A writer always faces the the same problems as anyone wanting to achieve a nice quick dash to the fine rewards to be reaped if you were strong enough to collect them… on the far bank of a 300 yard wide tidal river. Oh and for most of us, that’s with 50 ponds of lead weightbelt around your waist, which kind of precludes simply swimming.
Still, if you choose your time and place, the tide is out, the strip water is narrow, and not over neck deep and not moving too fast… You can do it.
The truth though is that is only a dash if you have a boat, a full slack tide, and someone else to carry the weightbelt and start the outboard, or at least help paddle. Otherwise, well…
In theory, that was what publishers did. They owned the handful of boats, and their steersmen knew the shoals you had to pass. For a mere 40% or so of the rewards (the other 50% going to shoals as fresh mud) If you were one of their darlings they gave you a steersman, an outboard, and plenty of fuel. If you were just one of the hoi polloi that none-the-less got one of the boats – possibly with paddles, or at the bottom end, at least a leaky canoe. If you could bale with your cupped hands and paddle with them, you had some chance. You’d be tired on the far side, but alive, and able to gather a few rewards before having to do it all again. The darlings would look at their nice fat pile of rewards carried down to boat by the servitors, and sneer a bit at your in adequacy and preen a bit about how great they were.

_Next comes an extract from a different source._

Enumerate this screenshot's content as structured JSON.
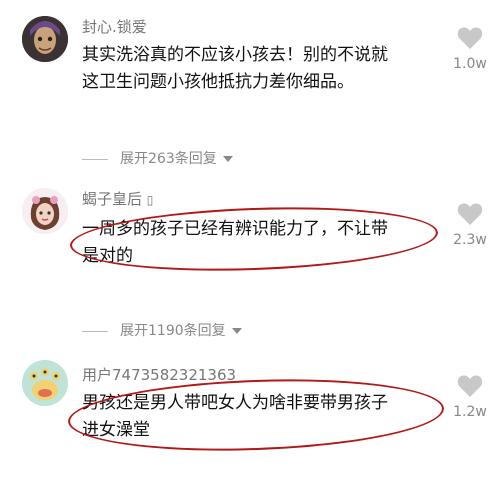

If you didn’t have a publisher, you had, at best, a chance to wade through the thigh-deep glutinous mud, and most likely the tide would catch you before you got across. Every now and again some strong soul would time it right and manage it.
Only there have been some severe floods upstream, and the resultant washout has moved the mud. It’s only knee-deep mud now. And, in the flood, huge amounts of debris came down, submerged logs are still floating in the full tide, the boats all got damaged, and most of the fuel got lost or got water in it. And most of the boatmen don’t know where the mud-banks are, many got fired because the business isn’t strong, and some nicked the paddles (their editing, proof reading and cover skills) when they left.
The flood, of course, is the shift to e-books, and debris is the remains of the brick-and-mortar book trade and the new online retail environment. A few years ago those were nice clearly deliminated mub-banks, dominated by Barnes and Noble shoal and Borders shoal, with a handful of other minor players that those two hadn’t devoured. As the boat-men and boat-owners prefered to have to steer past those two shoals, rather than steer through hundreds of lesser ones, they’d happily added extra mud to them. That was 70% of what you had to get through… and the mud was impenetrable unless you had a boat to sail over the top. Your chances as a writer of wading through the independents to the other side was slim. In fact if your leaky canoes struck against one of those two banks, you were probably going to drown. I know this because Barnes and Noble refused to take one of Eric and moi’s early books in hardcover, and then again DRAGON’S RING.
It was pretty hard paddling and dragging ourselves through the gluey mud that got us to the far bank at all, and the rewards -despite good sales outside that venue – were decidely smaller.
Things have changed. Despite the huge and bitter protests from the boat-owners, the big shoals are actually smaller now. Amazon at 27% of total sales (according to Bowker quoted here) – is now the biggest shoal. If you can’t get past that, you will struggle. Barnes and Noble – which is a lot tougher to cross is 16% and down from 17% and fighting bitterly for more mud – not from their rival, Amazon, but from the boat-owners. The victims – besides Simon and Schuster and B&N market share, are largely the smaller publisher-published authors. The poor beggars who got a leaky canoe in first place, or at best a dodgy old rowboat and a map. It’s very noticable that SFWA, many of whose members are badly hurt by this is not pulling B&N’s buy buttons or delisting S&S as qualifying market.
The sweethearts who got a speedboat and boatman, and plenty of fuel are still getting them… except the fuel quality has turned to fairly dodgy, as suddenly B&N and Amazon are demanding 8 months notice and lots of online goodies, so they can eat the pre-sales. So I’ve come across industry darlings – as well as the hoi-polloi like me, moaning bitterly that their marketing and planning come to naught (A minor example from me – the blurb for STEAM MOLE and CUTTLEFISH
contain an error – date – which arrived from the proposal, not the book. I’ve tried to get it fixed, and perhaps so has the publisher. They also got the release date wrong – meaning the build up I planned for the last week… was… over befor it started. That was the date the publisher gave them. It changed but Amazon it seems was not prepared to. No-one, of course saw fit to tell me) because the big players do what they please. Of course the boat owners are now in dire trouble and really not able to refuse.
The interesting part about all of this, is that it is actually possible to wade across the river right now. And wading (with the help of a broken paddle from one the many ex-editors, proof readers, cover artists, which make really good sticks to keep you upright.) can bring you across as well as some boats Of course, it’s a long hard wade, and the rewards aren’t always large.
But it is possible without drowning.
The mudbanks are still shifting. Hopefully none of them get too big.